Clearly the team isn’t in a hurry. Commercial airplanes cross the Pacific many times every day, moving much, much faster, and they serve coffee onboard. What’s the point of this odd, one-off airplane?
The aviation world, and global transportation generally, is entirely dependent on fossil fuels, which consist of decayed organic matter from once-living organisms. Those fuels, burned and cast into the atmosphere, represent the major contributor to global warming. Aviation contributes only a small fraction of total carbon emissions, but has an outsize importance: emissions from aircraft are injected directly into the upper atmosphere, and are almost entirely unregulated (though there are steps in that direction), unlike the emissions from automobiles and ships. Large jet airliners like the 747s that cross the Pacific every day can burn in the neighborhood of 36,000 gallons on a single flight. With 500 people aboard, it’s actually a fairly fuel-efficient way to travel, but 36,000 gallons of burning gasoline emits a whole lot of carbon.
Fuel was once dirt-cheap, but that changed for good after the oil crises of the late 1970s, though it is still far cheaper on average than milk ($2.77/gal vs. 3.38/gal as of today). Gas has been among aviation’s biggest costs ever since then—a huge concern to the airline industry, which often operates on a razor’s edge between profitability and bankruptcy. Little tricks help burn less gas. Lighter mechanical components require less energy to push through the air, winglets improve aerodynamic efficiency, and every successive generation of jet engines burns around 10-12 percent less fuel than its predecessor. But that will only get you so far. Jet engines are already among the most efficient machines we have, and we’re not far off from the thermodynamic limits of the Brayton Cycle. Soon there will simply be no way to get more energy out of burning fuel.
There really is no ready replacement for jet engines, much less engines that could compete economically. As a result, those people proposing alternatives were generally ignored as utterly impractical. Gasoline-battery hybrid cars have taken to the streets only recently, and the aerospace industry tends to be much more conservative than their ground-bound car-building colleagues, generally with good reason.
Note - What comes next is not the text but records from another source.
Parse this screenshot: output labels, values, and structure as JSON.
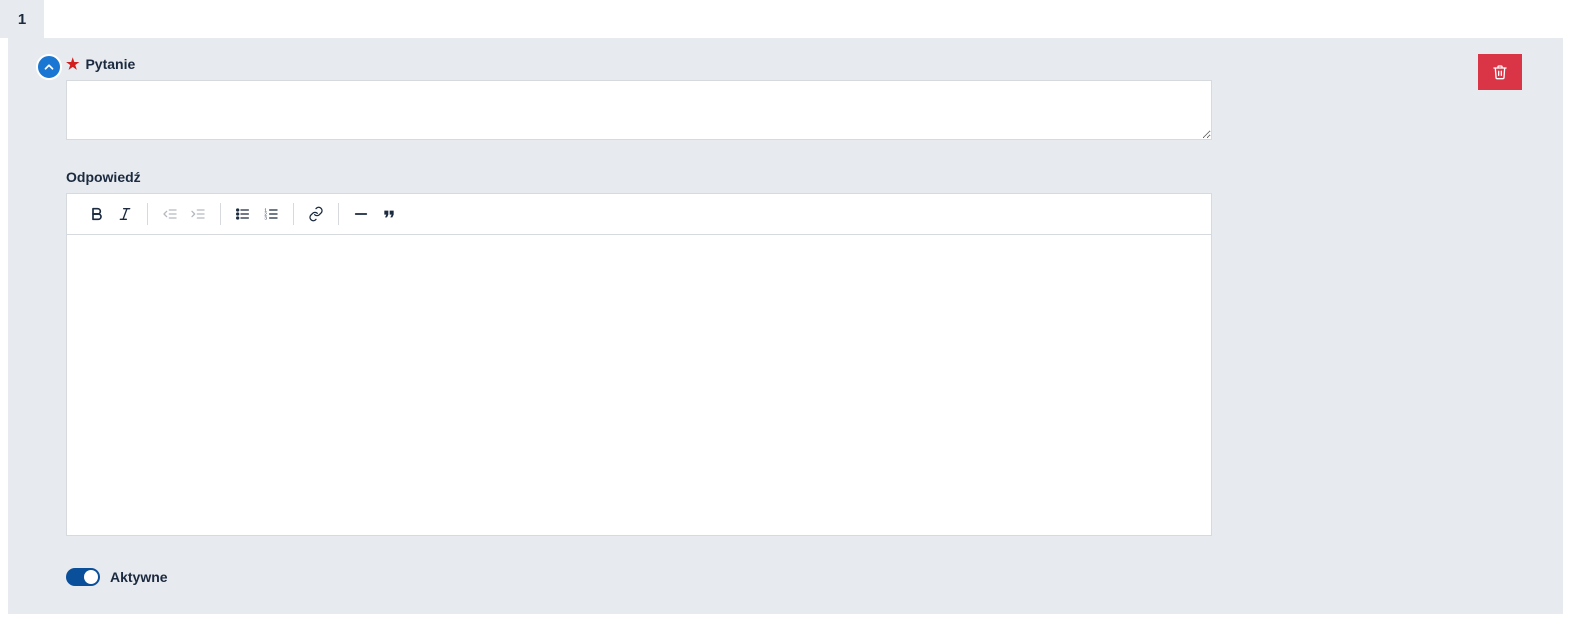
{
  "tab": {
    "label": "1"
  },
  "question": {
    "label": "Pytanie",
    "required": true,
    "value": ""
  },
  "answer": {
    "label": "Odpowiedź",
    "value": ""
  },
  "toolbar": {
    "bold": "bold",
    "italic": "italic",
    "outdent": "outdent",
    "indent": "indent",
    "ul": "bulleted-list",
    "ol": "numbered-list",
    "link": "link",
    "hr": "horizontal-rule",
    "quote": "blockquote"
  },
  "toggle": {
    "label": "Aktywne",
    "on": true
  },
  "actions": {
    "collapse": "collapse",
    "delete": "delete"
  }
}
But by flying all the way around the planet without a single drop of gas, the Solar Impulse team hopes to prove the practicality of solar power, and so jolt the world into noticing that batteries really can be useful. Granted that, with the lightest airplane manageable, and with a pilot as its only cargo, it is still moving slower than some legged animals. But it is an achievement nonetheless, when skeptics say that battery-powered aircraft have no use at all.
It will be years, at least, before battery-powered flyers take to the air in number, and absent a radical breakthrough in energy storage there is still no practical way for them to do much more than lift themselves, much less compete with gas-burning jet propulsion. But there are some uses—staying aloft for 72 hours at a time, for example—and small general aviation aircraft and unmanned air vehicles (UAVs) will certainly be among the first adopters. There are a great many challenges yet to overcome, but proponents will at least have a concrete achievement to point to.
Assuming Borschberg makes it. It’s a long way from the middle of the Pacific to Abu Dhabi, and after four days of sleepless flight, the remainder of the flight to Hawaii must seem just as long.
You can follow his flight at this live feed: